What to work on:
The answer must consist of the records below, repeated exactly.

Recorded data:
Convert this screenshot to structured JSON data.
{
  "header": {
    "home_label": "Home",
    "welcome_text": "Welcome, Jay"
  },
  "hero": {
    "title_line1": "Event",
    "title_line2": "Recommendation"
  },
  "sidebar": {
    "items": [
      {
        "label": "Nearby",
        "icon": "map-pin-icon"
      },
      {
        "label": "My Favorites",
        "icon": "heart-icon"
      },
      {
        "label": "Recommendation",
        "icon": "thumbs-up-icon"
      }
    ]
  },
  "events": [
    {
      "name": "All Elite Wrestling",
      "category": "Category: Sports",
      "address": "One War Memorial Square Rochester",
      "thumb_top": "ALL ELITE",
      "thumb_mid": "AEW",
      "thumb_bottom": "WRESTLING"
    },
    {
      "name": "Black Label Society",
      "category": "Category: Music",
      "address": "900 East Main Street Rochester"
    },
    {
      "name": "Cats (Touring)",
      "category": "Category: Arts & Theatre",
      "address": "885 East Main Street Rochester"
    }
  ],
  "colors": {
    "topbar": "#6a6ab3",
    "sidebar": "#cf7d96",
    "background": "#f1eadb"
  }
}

Completed task:
Convert this screenshot to structured JSON data.
{
  "header": {
    "home_label": "Home",
    "welcome_text": "Welcome, Jay"
  },
  "hero": {
    "title_line1": "Event",
    "title_line2": "Recommendation"
  },
  "sidebar": {
    "items": [
      {
        "label": "Nearby",
        "icon": "map-pin-icon"
      },
      {
        "label": "My Favorites",
        "icon": "heart-icon"
      },
      {
        "label": "Recommendation",
        "icon": "thumbs-up-icon"
      }
    ]
  },
  "events": [
    {
      "name": "All Elite Wrestling",
      "category": "Category: Sports",
      "address": "One War Memorial Square Rochester",
      "thumb_top": "ALL ELITE",
      "thumb_mid": "AEW",
      "thumb_bottom": "WRESTLING"
    },
    {
      "name": "Black Label Society",
      "category": "Category: Music",
      "address": "900 East Main Street Rochester"
    },
    {
      "name": "Cats (Touring)",
      "category": "Category: Arts & Theatre",
      "address": "885 East Main Street Rochester"
    }
  ],
  "colors": {
    "topbar": "#6a6ab3",
    "sidebar": "#cf7d96",
    "background": "#f1eadb"
  }
}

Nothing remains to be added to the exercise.